Don’t think you have sins that have left streak marks on your life? Then listen again to what Paul said in verse 23: “There is no difference, 23 for all have sinned and fall short of the glory of God.” Notice that passage does not say “all of them” have sinned. It says all have sinned. ALL, not just the child molesters in Thailand, or the terrorists of the Middle East, or the drug dealers of North America. I have sinned. You have sinned. We ALL fall short of God’s approval because we harbor bitterness, shave the truth to our advantage, fail to put the best construction on our brother and sister’s words, and roll our eyes when our parents ask us to do something.

If all have sinned who then can be saved? Again Paul gives us the answer. He said: “There is no difference, 23 for all have sinned and fall short of the glory of God, 24 and [all] are justified freely by his grace through the redemption that came by Christ Jesus” (Romans 3:23, 24). Who has been forgiven? Everyone! The child molester, the terrorist, the drug dealer…you and I, we all have been justified, that is declared not guilty in God’s hall of justice because in his grace God the Father sent Jesus to hell’s prison to do the time for our sins. Sola gratia Luther summarized. It’s by God’s grace alone that the door to heaven stands open to all.

Since all have been declared not guilty of their sins because of God’s grace in Jesus, does this mean that all will go to heaven? Sadly it doesn’t. For while we all have been declared not guilty it’s only through faith that we receive the benefit of this favorable verdict. Paul wrote: “21 But now a righteousness from God, apart from law, has been made known, to which the Law and the Prophets testify. 22 This righteousness from God comes through faith in Jesus Christ to all who believe” (Romans 3:21, 22).

Sola fide. It’s through faith alone that we enjoy the benefit of God’s grace. We shouldn’t think that faith is the one thing we now have to do to get into heaven. Faith is not the hand that reaches to take the gift of salvation. Faith is the hand that receives the blessing of grace because the Holy Spirit has lifted our hands into position to receive the benefit of salvation. Without the working of the Holy Spirit we would be like the 3-year-old trick or treating for the first time. He is so overwhelmed by the other costumed kids and afraid of the stranger on whose doorstep he stands to get candy that he doesn’t even hold out his bag when offered a delicious chocolate bar.

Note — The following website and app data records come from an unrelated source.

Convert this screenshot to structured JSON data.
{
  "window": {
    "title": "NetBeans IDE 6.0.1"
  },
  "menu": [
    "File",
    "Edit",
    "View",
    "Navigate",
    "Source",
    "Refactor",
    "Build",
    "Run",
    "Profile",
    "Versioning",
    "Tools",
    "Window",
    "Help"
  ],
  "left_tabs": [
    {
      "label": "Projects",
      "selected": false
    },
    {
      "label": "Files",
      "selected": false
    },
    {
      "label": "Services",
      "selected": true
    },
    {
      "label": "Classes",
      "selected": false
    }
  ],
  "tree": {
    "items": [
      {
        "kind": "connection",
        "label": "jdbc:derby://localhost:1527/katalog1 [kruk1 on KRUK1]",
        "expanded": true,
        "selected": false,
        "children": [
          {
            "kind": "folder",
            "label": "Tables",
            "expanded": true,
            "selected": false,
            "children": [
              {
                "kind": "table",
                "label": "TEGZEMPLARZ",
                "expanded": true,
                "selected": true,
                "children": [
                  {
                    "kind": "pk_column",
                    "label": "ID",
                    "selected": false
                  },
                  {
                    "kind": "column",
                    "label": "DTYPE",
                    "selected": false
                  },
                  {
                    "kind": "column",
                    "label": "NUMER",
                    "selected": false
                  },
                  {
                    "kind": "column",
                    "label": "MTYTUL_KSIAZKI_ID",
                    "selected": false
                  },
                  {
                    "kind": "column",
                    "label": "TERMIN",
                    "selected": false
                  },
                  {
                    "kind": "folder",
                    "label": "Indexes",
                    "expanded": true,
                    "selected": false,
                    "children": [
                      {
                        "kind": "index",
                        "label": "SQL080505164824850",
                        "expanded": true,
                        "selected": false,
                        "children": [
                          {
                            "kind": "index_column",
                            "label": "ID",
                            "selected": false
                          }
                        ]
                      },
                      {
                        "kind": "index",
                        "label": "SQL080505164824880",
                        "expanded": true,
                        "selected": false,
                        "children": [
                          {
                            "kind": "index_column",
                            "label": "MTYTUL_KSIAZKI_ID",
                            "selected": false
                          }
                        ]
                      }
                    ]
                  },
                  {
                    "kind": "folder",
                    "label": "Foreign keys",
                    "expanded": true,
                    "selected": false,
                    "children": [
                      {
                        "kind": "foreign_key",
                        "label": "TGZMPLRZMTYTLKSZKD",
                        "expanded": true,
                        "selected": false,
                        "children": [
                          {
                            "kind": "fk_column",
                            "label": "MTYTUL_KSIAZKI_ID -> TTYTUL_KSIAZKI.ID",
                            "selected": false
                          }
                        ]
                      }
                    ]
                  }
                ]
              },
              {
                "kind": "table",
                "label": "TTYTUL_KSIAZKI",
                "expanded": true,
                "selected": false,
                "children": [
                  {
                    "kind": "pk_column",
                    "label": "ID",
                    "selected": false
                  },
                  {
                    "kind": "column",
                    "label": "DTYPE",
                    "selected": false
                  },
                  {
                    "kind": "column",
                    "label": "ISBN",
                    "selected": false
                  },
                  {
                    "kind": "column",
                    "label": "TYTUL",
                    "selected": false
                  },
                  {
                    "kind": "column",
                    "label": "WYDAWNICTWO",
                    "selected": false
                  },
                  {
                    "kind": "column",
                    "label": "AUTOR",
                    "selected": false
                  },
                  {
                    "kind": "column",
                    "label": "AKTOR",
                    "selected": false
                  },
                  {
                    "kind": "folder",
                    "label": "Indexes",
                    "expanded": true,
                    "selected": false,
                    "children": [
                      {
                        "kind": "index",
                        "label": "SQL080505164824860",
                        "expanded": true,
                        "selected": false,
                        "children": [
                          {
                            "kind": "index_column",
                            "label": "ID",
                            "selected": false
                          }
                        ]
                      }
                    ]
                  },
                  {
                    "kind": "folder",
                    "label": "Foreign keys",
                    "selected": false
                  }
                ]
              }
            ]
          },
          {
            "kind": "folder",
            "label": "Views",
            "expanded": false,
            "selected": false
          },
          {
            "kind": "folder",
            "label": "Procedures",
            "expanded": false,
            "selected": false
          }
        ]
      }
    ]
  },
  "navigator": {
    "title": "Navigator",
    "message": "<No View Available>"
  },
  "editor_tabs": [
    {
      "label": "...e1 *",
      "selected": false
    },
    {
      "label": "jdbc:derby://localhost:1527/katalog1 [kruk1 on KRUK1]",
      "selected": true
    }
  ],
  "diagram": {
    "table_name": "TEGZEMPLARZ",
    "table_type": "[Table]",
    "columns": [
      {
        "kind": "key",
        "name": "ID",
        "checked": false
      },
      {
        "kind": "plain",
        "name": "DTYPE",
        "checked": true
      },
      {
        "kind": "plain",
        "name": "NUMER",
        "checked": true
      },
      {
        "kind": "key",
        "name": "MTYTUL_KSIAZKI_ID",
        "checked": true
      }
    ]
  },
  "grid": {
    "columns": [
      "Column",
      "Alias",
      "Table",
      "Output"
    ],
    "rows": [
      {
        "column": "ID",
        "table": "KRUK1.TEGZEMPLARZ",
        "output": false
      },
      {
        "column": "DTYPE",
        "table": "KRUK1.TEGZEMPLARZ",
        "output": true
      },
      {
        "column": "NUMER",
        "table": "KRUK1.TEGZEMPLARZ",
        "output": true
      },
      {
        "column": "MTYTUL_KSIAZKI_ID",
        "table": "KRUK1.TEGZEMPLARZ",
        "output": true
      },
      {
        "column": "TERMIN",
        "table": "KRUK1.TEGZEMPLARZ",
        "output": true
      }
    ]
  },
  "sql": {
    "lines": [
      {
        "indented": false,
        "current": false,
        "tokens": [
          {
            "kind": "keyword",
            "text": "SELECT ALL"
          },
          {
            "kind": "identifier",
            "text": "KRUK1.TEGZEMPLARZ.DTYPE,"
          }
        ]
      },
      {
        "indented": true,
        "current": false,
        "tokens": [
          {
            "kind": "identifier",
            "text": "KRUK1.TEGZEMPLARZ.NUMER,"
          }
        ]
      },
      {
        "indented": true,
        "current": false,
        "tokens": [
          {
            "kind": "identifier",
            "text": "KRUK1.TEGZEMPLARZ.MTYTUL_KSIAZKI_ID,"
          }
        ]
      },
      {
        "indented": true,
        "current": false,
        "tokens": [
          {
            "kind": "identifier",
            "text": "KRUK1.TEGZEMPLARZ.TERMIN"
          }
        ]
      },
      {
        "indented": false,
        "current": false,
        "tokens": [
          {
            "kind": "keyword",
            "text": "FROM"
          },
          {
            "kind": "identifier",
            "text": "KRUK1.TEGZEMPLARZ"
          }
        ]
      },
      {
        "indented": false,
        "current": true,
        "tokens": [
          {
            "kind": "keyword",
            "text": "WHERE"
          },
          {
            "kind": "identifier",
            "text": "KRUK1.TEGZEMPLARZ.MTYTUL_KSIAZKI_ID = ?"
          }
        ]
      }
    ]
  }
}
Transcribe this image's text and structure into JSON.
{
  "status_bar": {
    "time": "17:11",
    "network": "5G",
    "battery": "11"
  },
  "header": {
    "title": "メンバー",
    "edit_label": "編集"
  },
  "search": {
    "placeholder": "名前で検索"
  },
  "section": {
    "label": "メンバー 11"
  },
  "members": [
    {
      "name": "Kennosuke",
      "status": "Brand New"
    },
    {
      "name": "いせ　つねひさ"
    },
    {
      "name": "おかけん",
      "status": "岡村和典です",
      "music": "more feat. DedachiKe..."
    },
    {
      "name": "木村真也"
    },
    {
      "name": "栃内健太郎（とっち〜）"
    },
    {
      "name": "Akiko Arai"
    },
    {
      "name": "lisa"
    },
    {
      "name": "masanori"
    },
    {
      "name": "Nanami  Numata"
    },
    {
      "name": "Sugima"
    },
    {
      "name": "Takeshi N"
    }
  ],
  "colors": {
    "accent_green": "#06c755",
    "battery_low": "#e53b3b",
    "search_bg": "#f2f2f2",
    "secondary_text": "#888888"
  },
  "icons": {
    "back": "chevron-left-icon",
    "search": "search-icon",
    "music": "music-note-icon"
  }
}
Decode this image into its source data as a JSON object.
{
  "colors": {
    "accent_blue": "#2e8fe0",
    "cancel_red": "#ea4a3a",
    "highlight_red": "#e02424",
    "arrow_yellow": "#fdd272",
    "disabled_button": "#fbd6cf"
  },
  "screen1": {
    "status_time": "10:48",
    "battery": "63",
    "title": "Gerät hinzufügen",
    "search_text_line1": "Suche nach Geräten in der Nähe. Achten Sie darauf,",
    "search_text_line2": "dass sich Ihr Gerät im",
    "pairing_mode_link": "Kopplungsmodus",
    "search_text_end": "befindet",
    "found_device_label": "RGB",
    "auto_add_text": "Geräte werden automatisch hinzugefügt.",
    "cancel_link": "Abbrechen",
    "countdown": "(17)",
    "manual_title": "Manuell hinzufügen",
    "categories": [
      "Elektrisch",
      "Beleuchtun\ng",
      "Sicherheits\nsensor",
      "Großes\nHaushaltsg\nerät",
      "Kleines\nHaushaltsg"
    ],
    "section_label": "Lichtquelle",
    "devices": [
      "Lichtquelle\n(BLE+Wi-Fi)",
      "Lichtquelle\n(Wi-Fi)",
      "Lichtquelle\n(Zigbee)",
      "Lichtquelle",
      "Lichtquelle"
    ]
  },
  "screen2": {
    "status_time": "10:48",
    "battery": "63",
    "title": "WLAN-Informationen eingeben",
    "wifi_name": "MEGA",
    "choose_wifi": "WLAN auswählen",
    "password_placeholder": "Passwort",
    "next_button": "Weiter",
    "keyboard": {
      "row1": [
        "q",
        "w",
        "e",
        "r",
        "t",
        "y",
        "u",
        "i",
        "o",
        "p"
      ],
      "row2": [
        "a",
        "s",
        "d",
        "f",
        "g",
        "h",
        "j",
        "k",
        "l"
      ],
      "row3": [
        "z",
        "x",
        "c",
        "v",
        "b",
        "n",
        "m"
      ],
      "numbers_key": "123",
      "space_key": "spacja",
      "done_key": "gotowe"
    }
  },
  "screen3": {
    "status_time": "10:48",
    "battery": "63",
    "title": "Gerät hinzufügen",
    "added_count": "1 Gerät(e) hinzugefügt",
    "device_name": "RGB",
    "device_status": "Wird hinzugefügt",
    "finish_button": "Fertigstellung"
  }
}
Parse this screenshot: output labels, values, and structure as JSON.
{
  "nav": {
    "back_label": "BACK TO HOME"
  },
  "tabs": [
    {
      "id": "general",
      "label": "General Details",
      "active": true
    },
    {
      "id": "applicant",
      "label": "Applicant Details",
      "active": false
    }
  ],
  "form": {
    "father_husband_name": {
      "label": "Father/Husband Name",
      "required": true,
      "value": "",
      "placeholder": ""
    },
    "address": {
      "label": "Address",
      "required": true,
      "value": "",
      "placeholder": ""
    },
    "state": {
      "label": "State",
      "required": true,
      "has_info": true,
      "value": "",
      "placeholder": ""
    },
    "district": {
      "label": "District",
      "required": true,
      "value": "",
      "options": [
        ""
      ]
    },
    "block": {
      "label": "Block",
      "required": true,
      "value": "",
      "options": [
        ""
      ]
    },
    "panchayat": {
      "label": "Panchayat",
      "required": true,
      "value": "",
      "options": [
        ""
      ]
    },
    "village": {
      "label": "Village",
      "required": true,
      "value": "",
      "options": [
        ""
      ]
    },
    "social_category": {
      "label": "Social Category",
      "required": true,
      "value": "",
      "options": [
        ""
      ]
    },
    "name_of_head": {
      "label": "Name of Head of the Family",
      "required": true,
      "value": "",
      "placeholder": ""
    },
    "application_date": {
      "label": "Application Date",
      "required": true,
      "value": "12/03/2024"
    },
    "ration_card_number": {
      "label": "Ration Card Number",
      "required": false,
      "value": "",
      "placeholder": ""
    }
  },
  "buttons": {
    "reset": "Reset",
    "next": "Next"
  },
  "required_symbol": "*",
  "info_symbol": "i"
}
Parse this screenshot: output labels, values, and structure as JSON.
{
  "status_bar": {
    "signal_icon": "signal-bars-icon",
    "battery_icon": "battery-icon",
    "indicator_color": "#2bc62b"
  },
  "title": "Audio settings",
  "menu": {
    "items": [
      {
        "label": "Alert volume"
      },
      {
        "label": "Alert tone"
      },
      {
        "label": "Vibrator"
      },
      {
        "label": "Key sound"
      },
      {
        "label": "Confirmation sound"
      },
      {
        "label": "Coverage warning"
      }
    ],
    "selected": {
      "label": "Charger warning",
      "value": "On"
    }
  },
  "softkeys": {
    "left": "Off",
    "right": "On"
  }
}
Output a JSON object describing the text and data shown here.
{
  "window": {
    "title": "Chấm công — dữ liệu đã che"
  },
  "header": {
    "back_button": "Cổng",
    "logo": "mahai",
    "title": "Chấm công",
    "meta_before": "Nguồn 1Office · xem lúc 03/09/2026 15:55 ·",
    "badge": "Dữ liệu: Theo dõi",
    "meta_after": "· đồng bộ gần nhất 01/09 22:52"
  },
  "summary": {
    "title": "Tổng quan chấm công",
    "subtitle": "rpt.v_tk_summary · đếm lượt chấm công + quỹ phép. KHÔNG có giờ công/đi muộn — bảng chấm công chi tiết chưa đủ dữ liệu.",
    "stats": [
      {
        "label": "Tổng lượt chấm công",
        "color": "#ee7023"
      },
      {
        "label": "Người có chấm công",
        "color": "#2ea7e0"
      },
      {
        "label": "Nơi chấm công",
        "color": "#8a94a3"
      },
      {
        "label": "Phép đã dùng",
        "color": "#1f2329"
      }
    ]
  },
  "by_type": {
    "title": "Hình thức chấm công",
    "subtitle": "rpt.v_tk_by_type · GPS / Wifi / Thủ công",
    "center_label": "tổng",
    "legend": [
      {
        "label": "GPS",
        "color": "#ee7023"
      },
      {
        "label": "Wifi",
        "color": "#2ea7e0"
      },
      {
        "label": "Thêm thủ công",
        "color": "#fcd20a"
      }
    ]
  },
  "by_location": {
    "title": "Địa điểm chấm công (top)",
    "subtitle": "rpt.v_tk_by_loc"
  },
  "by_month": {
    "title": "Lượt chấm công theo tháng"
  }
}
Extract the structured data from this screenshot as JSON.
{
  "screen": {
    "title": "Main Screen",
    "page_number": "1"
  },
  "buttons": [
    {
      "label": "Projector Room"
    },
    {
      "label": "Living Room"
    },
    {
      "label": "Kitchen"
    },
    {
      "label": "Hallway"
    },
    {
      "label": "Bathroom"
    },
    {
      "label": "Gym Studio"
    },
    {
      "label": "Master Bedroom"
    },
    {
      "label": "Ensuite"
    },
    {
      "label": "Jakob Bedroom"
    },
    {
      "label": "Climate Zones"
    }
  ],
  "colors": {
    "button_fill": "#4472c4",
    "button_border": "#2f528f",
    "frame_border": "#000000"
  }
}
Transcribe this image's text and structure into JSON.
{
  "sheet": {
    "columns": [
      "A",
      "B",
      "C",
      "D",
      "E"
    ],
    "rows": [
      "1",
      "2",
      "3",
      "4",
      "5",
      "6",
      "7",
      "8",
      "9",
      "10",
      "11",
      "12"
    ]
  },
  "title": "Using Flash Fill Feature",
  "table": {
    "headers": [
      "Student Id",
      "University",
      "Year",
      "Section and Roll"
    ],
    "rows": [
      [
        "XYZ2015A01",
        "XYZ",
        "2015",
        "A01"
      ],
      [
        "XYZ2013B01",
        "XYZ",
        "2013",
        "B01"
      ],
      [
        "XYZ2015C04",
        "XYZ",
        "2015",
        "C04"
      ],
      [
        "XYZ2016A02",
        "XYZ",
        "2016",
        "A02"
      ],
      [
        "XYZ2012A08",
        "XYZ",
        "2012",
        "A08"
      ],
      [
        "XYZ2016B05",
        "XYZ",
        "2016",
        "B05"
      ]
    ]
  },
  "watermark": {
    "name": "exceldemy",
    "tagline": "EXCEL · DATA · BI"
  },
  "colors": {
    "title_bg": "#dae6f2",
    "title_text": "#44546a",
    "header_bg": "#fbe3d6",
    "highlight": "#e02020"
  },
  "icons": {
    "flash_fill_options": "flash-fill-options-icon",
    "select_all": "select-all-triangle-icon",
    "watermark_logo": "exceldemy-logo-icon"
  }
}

Dad has to gently take the hands of the child and extend them to receive the gift. When that child gets home to count all the candy he received, he can’t claim any credit for the stash. He didn’t buy any of the candy with money he had earned. He couldn’t even hold out his bag to receive the candy. Dad had to be there standing behind him at every house.

And nor can we claim any credit for our salvation. Salvation, heaven, eternal life comes to us through the three solas: sola scriptura, sola gratia, and sola fide. No, these aren’t just Latin catch phrases Martin Luther coined during the Reformation five hundred years ago; they are the foundation of our salvation. For it is only through Scripture that we learn about the extent of our sinfulness and the breadth of God’s love. It’s only because of God’s grace that we have forgiveness. And only through faith in Jesus do we receive the benefit of forgiveness. Scripture, grace, faith: three solas worth knowing because they mean free and full salvation. Amen.